"You knew Mr. Kincaid?" Hardesty asked softly, insinuatingly.
"Yes," Alex replied defiantly. "He was my friend."
"And, how do you know Mr. Kincaid and... Jack was it?... were in love?"
"Alex..." Donald said in a warning voice.
"Because he told us."
"He discussed his perversions with you?"
Hardesty raised an eyebrow as Donald stood and ushered Alex and me out the door.
"Dad," Alex began as we entered the foyer.
"Why don't you two go down to Chris's house for a bit, and I will come down later. Trust me, Alex. Go to Chris's house. Now. And, boys, don't repeat anything you heard to Ted. This is vital to both he and I. You cannot repeat anything you heard."
Alex was seething, almost trembling as we stepped outside. He stood for a moment on the porch and then marched off toward the street with me following.
He said nothing as he stormed up the street toward my house. I couldn't imagine was kind of impression he was about to make on my already questioning parents.
"Alex, slow down. Calm down. Just wait and see what your Dad has to say after Hardesty leaves."
"Bastard. Bastard," kept muttering under his breath. I didn't know if he was referring to Hardesty or his father. It was truly frightening to see him like this.
As we approached Tenth Street, I saw Daddy standing in the yard talking with Father Partridge. Father waived at us, but as Alex stormed across the street, he dropped his arm in alarm. Daddy raised his eyebrow and looked at me questioningly.
"Do you know what my father's doing?" he announced demandingly as he marched across the lawn toward my father and his uncle.
"Good heavens, Alex. What's the matter?" Father Partridge asked.
"That Hardesty bastard is in Dad's study right now and he's going to take the case for the guy that Stephen! That's what's the matter!"
"What?" Daddy asked with shock. He looked at me for confirmation. I nodded. Father Partridge clutched his hands together and muttered, "Oh, my goodness."
"Hardesty's claiming Stephen..."
"Don't!" Daddy interrupted, holding his hands up."Don't say anything further. You can't tell me what they are discussing."
Alex seemed finally to come to himself. He looked down at the grass in frustration, still breathing heavily.
"Why?" Father Partridge asked Alex, who simply shook his head in shock.
I looked at Daddy and I could see from the look of certainty on his face that he knew. Daddy wasn't the DA for nothing.

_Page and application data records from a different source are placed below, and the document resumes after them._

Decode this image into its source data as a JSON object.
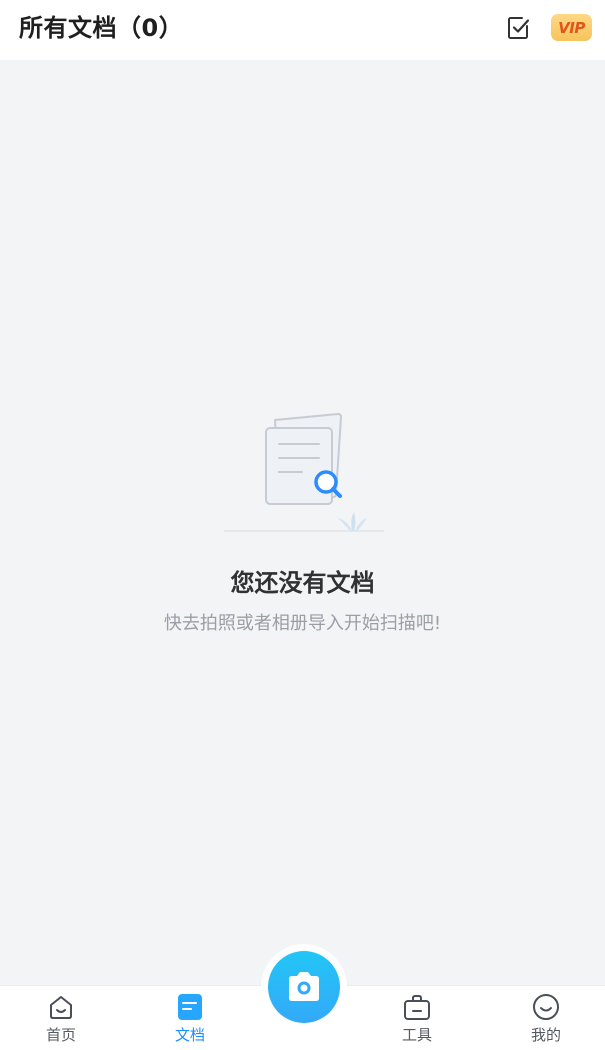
{
  "header": {
    "title": "所有文档（0）",
    "select_icon": "checkbox-select-icon",
    "vip_label": "VIP",
    "vip_colors": {
      "from": "#ffd886",
      "to": "#f6c45c",
      "text": "#e0561b"
    }
  },
  "empty_state": {
    "illustration": "document-search-illustration",
    "title": "您还没有文档",
    "subtitle": "快去拍照或者相册导入开始扫描吧!"
  },
  "bottom_nav": {
    "items": [
      {
        "label": "首页",
        "icon": "home-icon",
        "active": false
      },
      {
        "label": "文档",
        "icon": "document-icon",
        "active": true
      },
      {
        "label": "工具",
        "icon": "toolbox-icon",
        "active": false
      },
      {
        "label": "我的",
        "icon": "profile-icon",
        "active": false
      }
    ],
    "camera_icon": "camera-icon",
    "accent_color": "#1f8cff"
  }
}
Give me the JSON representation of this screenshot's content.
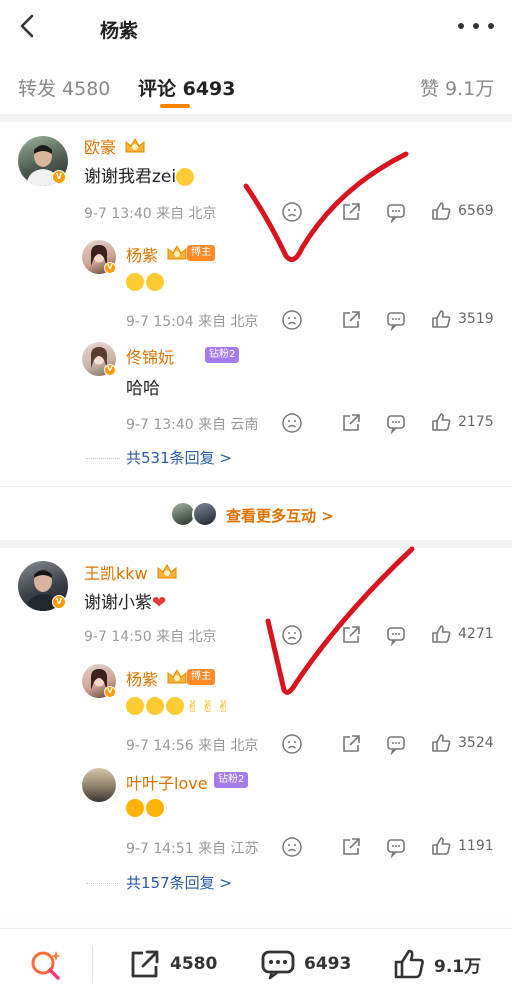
{
  "header": {
    "title": "杨紫"
  },
  "tabs": [
    {
      "label": "转发 4580"
    },
    {
      "label": "评论 6493"
    },
    {
      "label": "赞 9.1万"
    }
  ],
  "comments": [
    {
      "name": "欧豪",
      "text": "谢谢我君zei",
      "meta": "9-7 13:40  来自 北京",
      "likes": "6569",
      "replies": [
        {
          "name": "杨紫",
          "tag": "博主",
          "text": "",
          "meta": "9-7 15:04  来自 北京",
          "likes": "3519"
        },
        {
          "name": "佟锦妧",
          "tag": "钻粉2",
          "text": "哈哈",
          "meta": "9-7 13:40  来自 云南",
          "likes": "2175"
        }
      ],
      "reply_summary": "共531条回复 >"
    },
    {
      "name": "王凯kkw",
      "text": "谢谢小紫",
      "meta": "9-7 14:50  来自 北京",
      "likes": "4271",
      "replies": [
        {
          "name": "杨紫",
          "tag": "博主",
          "text": "",
          "meta": "9-7 14:56  来自 北京",
          "likes": "3524"
        },
        {
          "name": "叶叶子love",
          "tag": "钻粉2",
          "text": "",
          "meta": "9-7 14:51  来自 江苏",
          "likes": "1191"
        }
      ],
      "reply_summary": "共157条回复 >"
    }
  ],
  "more_interactions": "查看更多互动 >",
  "bottom_bar": {
    "share_count": "4580",
    "comment_count": "6493",
    "like_count": "9.1万"
  },
  "colors": {
    "accent": "#ff8200",
    "name": "#e07200",
    "link": "#2a5aa8",
    "checkmark": "#d8141e"
  }
}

"Because Simpson's a moron and Donald is the best defense attorney in the area."
I was shocked to hear my father speak so candidly. I had never heard him really insult someone before.
"But, he's Donald Partridge!"
"Come, Alex. Let's go speak with your father."
"We can't. Hardesty's still there and Dad said he'd come down here when he was finished."
Daddy stood thinking. I looked at Alex and he seemed drained. Father Partridge put his arm around his nephew.
"This has been so tough for you, my son, hasn't it? Being uprooted, moving to a strange town, witnessing something so horrific. And, now this. Be strong and have faith in your father. I know that Donald and I haven't been the closest of brothers until recently, but your father is a good man. A little overzealous maybe, a bit extreme sometimes, but, he basically tries to be a good man. And, he is your father."
Alex leaned against his uncle and the two hugged as I saw the black Town Car approach on from the north on Union.
"That's Hardesty," I said. We all turned and looked as he passed. He was looking and just before passing out of sight around the corner of the house, he smiled and waived.
"That man is dangerous," my father said softly.
"Yes, Father Partridge added softly. "I'm afraid he is."
Well, how's that for a twist, or did you all see it coming? Please write to me at FreeThinkerCG at yahoo.com. If you are underage, I cannot respond. Please read the disclaimer at the beginning. Thank you so much for reading my story and for the wonderful response. I am so grateful. :-)